USDA Threatens to Prosecute Anyone Who Tests a Cow for Mad Cow Disease
NPR reported today on a USDA threat to prosecute anyone who tests a cow for mad cow disease. A beef producer asked the USDA to test all his cows. He offered to pay for the testing. The USDA not only refused to test his cows but told him they would prosecute anyone else who tested them.
This is the one of many example of vested business interests using government agencies as pawns to undermine the health and safety of the American people. The same type of behavior is rampant in healthcare. Our system is a regulated beaurocracy that systematically suppresses innovation that could help the consumer.
One can turn to the Harvard Business Review for an analysis of “the most entrenched, change-averse industry in the United States.”
Christensen, CM; Bohmer, R; Kenagy, J. Will Disruptive Innovations Cure Health Care? Harvard Business Review, Sep-Oct 2000, pp. 103-111.
“Imagine a portable, low-intensity X-ray machine that can be wheeled between offices on a cart. It creates images of such clarity that pediatricians, internists, and nurses can detect cracks in bones or lumps in tissue in their offices, not in a hospital. It works through a patented “nanocrystal” process, which uses night-vision technology borrowed from the military. At 10% of the cost of a conventional X-ray machine, it could save patients, their employers, and insurance companies hundreds of thousands of dollars every year. Great innovation, right? Guess again. When the entrepreneur who developed the machine tried to license the technology to established health care companies, he couldn’t even get his foot in the door. Large-scale X-ray equipment suppliers wanted no part of it. Why? Because it threatened their business models.
“What happened to the X-ray entrepreneur is all too common in the health care industry. Powerful institutional forces fight simpler alternatives to expensive care because those alternatives threaten their livelihoods. And those opponents to low-cost change are usually lined up three or four deep. Imagine for a moment that our entrepreneur was able to license the technology. Even then, he would probably face insuperable barriers. Regulators, afraid of putting patients at risk, would withhold approvals. Radiologists, who establish the licensing standards that regulators enforce, don’t want to lose their jobs, so they’d fight it, too. Insurance companies, which approve only established licensed procedures, would refuse to reimburse for it. And hospitals, with their large investments in radiology and emergency departments, want injuries to flow to them–so they, too would join the forces holding back change.”

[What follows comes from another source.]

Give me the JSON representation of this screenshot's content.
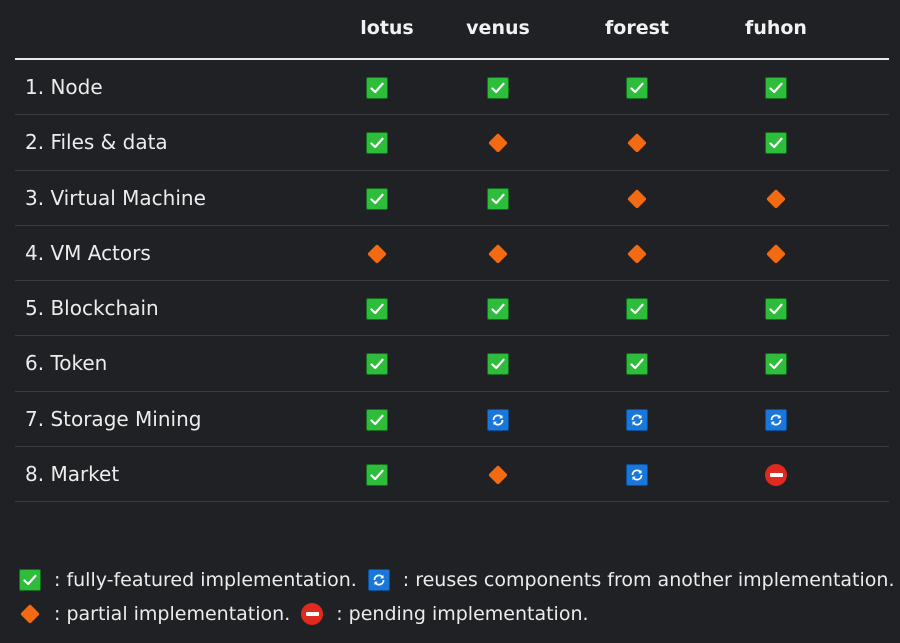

At the MIT Future of Health Technology Summit we discuss these issues every year among some of the top leaders in healthcare. The consensus last October was that aligning business incentives with the safety and well being of patients was the core of the problem and that radical change was necessary. Frankly, the only way I see this happening is massive consumer revolt causing major political repercussions. It is essential that every healthcare consumer concerned about themselves, their children, and the elderly in their family to become educated, to take charge of their own healthcare and the healthcare of their loved ones, and to demand accountability and political action.
Let’s hope aging baby-boomers will still have the mojo to act on this. It will make stopping the Vietnam war look like a cakewalk. Check out Robert McNamara in “The Fog of War.” If that doesn’t get your juices flowing, try seeing “Apocalypse Now” for the third time. When I finished my 100th mission over North Vietnam in 1968, there were only about 25000 dead U.S. soldiers and it was clear that we were in the wrong place at the wrong time. It took more than another 25,000 to get people to wake up. In healthcare we have more than four Vietnams of medical error every year. That doesn’t count lives that would be saved without systematic suppression of innovation.